Strategic Alternatives

A strategy combines multiple tactical approaches in a unified way. Or at least it pretends to be unified. A strategy might also consist of a single intervention which indirectly motivates the tactical attacks. For example, "doubling gasoline taxes" is a possible strategy which increases telecommuting, motivates people to live closer to work, reduce driving, and take public transporation.

Strategic obstacles and methods for circumventing them must also be identified. For example, a political system in which policy-making is dominated by profit-seeking corporations may have a serious problem in summoning the political will to implement the only strategy which stands to make a difference. If so, that obstacle must be identified as the fundamental, irremedial difficulty that it is, so that discussion can focus on how to modify the political system so that change *becomes* possible. (Or possibly an alterative can be found? We should be so lucky.)

Proposed Models (model construction kit)

Strategic visions are extremely difficult to quantify. Most political discussions therefore resolve around spurious logic and disfunctional rhetoric. A true "knowledge repository" needs something better, however.

One possibility is the capability of supporting strategic alternatives with one or more "proposed models" that shows how it would work.

The system should make model-building easier by providing something in the nature of a "Model Construction Kit". In such a system, you would drag and drop sources, sinks, processes in a 3-dimensional framework that you could rotate and view. You would construct flow lines and feedback loops by dragging lines between the objects.

A system similar to the one used by the Education Objects Economy might be useful here. A Java application might be used to run the models, or perhaps the model would itself be a Java applet that could be run by another investigator.


Like the EOE system, "attribution" is liable to be the most profound motivator for contributions to the knowledge repository. That makes autmomatic, accurate attribution a vital part of the system.

Some models would be conceptual. Others would be quantitative. It should also be possible for a model to be totally conceptual and migrate to a quantitative version in stages, being "operational" in some respect every step of the way.

With such a system, arguments would be more oriented towards the validity of the model, or of the data it is based on. Competing models could be presented, and decisions made on something more than fundamental instinct about the "rightness" of a given strategy.


The best argument for or against a given model will be based on real world feedback.
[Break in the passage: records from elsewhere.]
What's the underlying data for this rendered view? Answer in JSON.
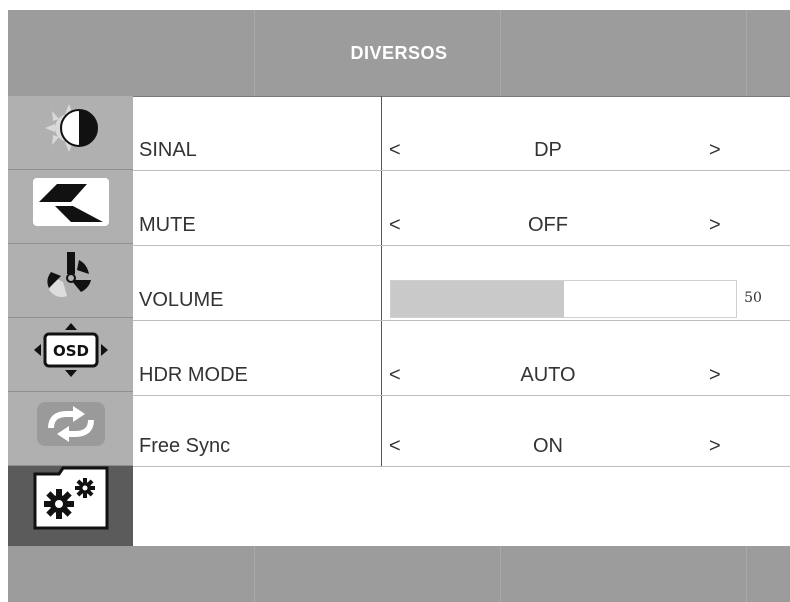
{
  "header": {
    "title": "DIVERSOS"
  },
  "sidebar": {
    "items": [
      {
        "icon": "brightness-contrast-icon",
        "active": false
      },
      {
        "icon": "image-geometry-icon",
        "active": false
      },
      {
        "icon": "color-fan-icon",
        "active": false
      },
      {
        "icon": "osd-settings-icon",
        "active": false
      },
      {
        "icon": "reset-arrows-icon",
        "active": false
      },
      {
        "icon": "misc-gears-folder-icon",
        "active": true
      }
    ]
  },
  "menu": {
    "left_arrow": "<",
    "right_arrow": ">",
    "rows": [
      {
        "label": "SINAL",
        "value": "DP"
      },
      {
        "label": "MUTE",
        "value": "OFF"
      },
      {
        "label": "VOLUME",
        "value": "50",
        "level_percent": 50
      },
      {
        "label": "HDR MODE",
        "value": "AUTO"
      },
      {
        "label": "Free Sync",
        "value": "ON"
      }
    ]
  },
  "colors": {
    "panel_gray": "#9c9c9c",
    "active_item": "#5b5b5b",
    "title_text": "#ffffff"
  }
}
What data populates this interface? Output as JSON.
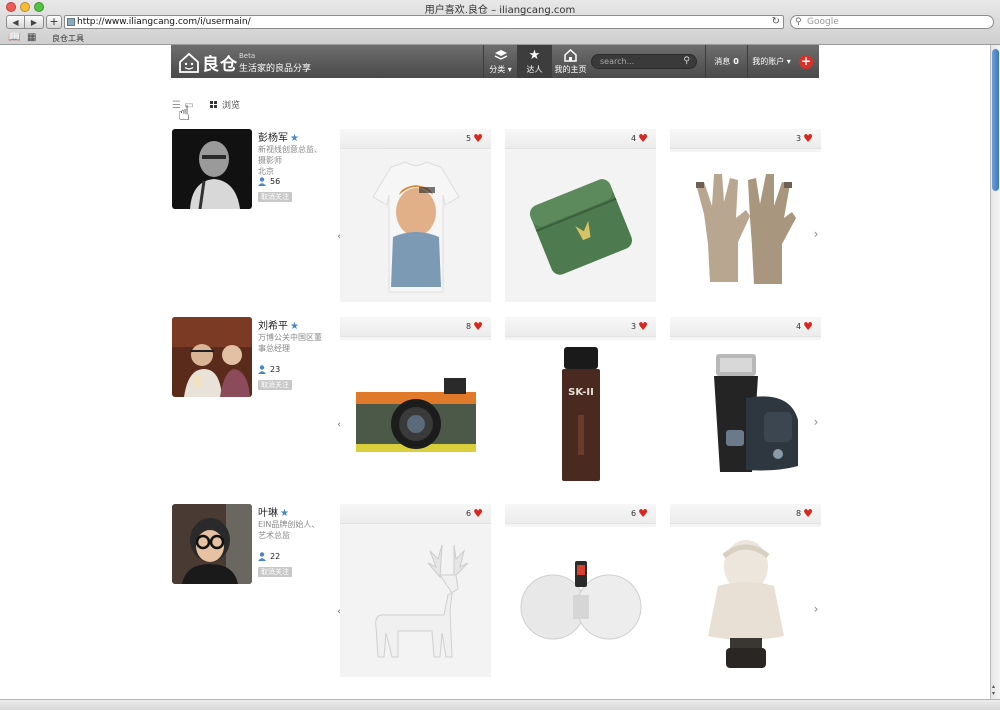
{
  "browser": {
    "window_title": "用户喜欢.良仓 – iliangcang.com",
    "url": "http://www.iliangcang.com/i/usermain/",
    "search_placeholder": "Google",
    "bookmark": "良仓工具"
  },
  "header": {
    "logo_text": "良仓",
    "beta": "Beta",
    "tagline": "生活家的良品分享",
    "nav": [
      {
        "label": "分类",
        "icon": "layers-icon",
        "has_dropdown": true
      },
      {
        "label": "达人",
        "icon": "star-icon",
        "active": true
      },
      {
        "label": "我的主页",
        "icon": "home-icon"
      }
    ],
    "search_placeholder": "search...",
    "messages_label": "消息",
    "messages_count": "0",
    "account_label": "我的账户",
    "add_icon": "plus-icon"
  },
  "view_toggle": {
    "list_icon": "list-icon",
    "grid_label": "浏览"
  },
  "users": [
    {
      "name": "彭杨军",
      "bio": "新视线创意总监、摄影师\n北京",
      "followers": "56",
      "unfollow_label": "取消关注",
      "items": [
        {
          "likes": "5",
          "image": "t-shirt"
        },
        {
          "likes": "4",
          "image": "green-lighter"
        },
        {
          "likes": "3",
          "image": "knit-gloves"
        }
      ]
    },
    {
      "name": "刘希平",
      "bio": "万博公关中国区董事总经理",
      "followers": "23",
      "unfollow_label": "取消关注",
      "items": [
        {
          "likes": "8",
          "image": "camera"
        },
        {
          "likes": "3",
          "image": "skii-bottle"
        },
        {
          "likes": "4",
          "image": "shaver"
        }
      ]
    },
    {
      "name": "叶琳",
      "bio": "EIN品牌创始人、艺术总监",
      "followers": "22",
      "unfollow_label": "取消关注",
      "items": [
        {
          "likes": "6",
          "image": "white-deer"
        },
        {
          "likes": "6",
          "image": "speaker-dock"
        },
        {
          "likes": "8",
          "image": "veiled-bust"
        }
      ]
    }
  ],
  "colors": {
    "header_bg": "#555555",
    "heart": "#d7281f",
    "star": "#4a86c7",
    "add_button": "#d9302a"
  }
}
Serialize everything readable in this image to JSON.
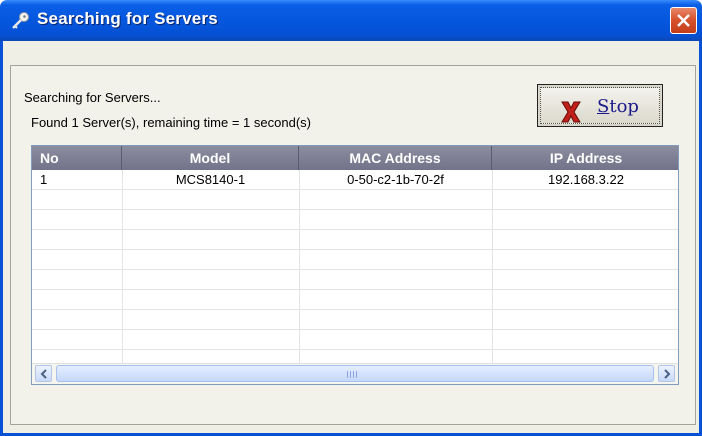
{
  "window": {
    "title": "Searching for Servers"
  },
  "status": {
    "line1": "Searching for Servers...",
    "line2": "Found 1 Server(s), remaining time = 1 second(s)"
  },
  "stop_button": {
    "label_accel": "S",
    "label_rest": "top"
  },
  "table": {
    "columns": [
      "No",
      "Model",
      "MAC Address",
      "IP Address"
    ],
    "rows": [
      [
        "1",
        "MCS8140-1",
        "0-50-c2-1b-70-2f",
        "192.168.3.22"
      ]
    ]
  },
  "colors": {
    "title_bar": "#0557de",
    "header_bg": "#7e7e95",
    "close_button": "#d8542f",
    "stop_x": "#c0221b"
  },
  "icons": [
    "key-icon",
    "close-icon",
    "stop-x-icon",
    "scroll-left-icon",
    "scroll-right-icon"
  ]
}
If the anticipated result of an intervention is as predicted by the model, then the model will have at least some degree of validity. Although different models may predict different long term effects, at least those which are incorrect in the long term can be negated.

Design Decisions

As in any project, the construction of a model entails a number of design decisions. The ability to track those decisions would also provide a lot of benefit. Most models, for example, need to be simplified in order to be understandable at all. Ideally, the simplifications that were chosen would be recorded in a design journal, along with the reasoning. When the model is questioned at a later date, the original assumptions can be reexamined. If they still seem to be valid, the model can justifiably remain unchanged. If it turns out that the assumption was in error, however, the need for change is clear.

[Note: I've had both kinds of experiences. In some cases the design journal justifies the decision. In others, it points out the long- forgotten reasons, making it possible to easily consent to changes that would otherwise be regarded with deep suspicion.]


A "Dynamic Knowledge Repository" of some kind is critical to augment mankind's ability to solve urgent, complex problems. It is the one area where technology can be brought to bear on that issue, itself an urgent, complex problem, as Doug has made us vivdly aware. An ideal system will be reducible, abstractable, and negatable. It will also track and attribute contributions in the areas of problem definition, data tracking, tactical possibilities, strategic alternatives, model building, feedback, and tracking design decisions.



Eric Armstrong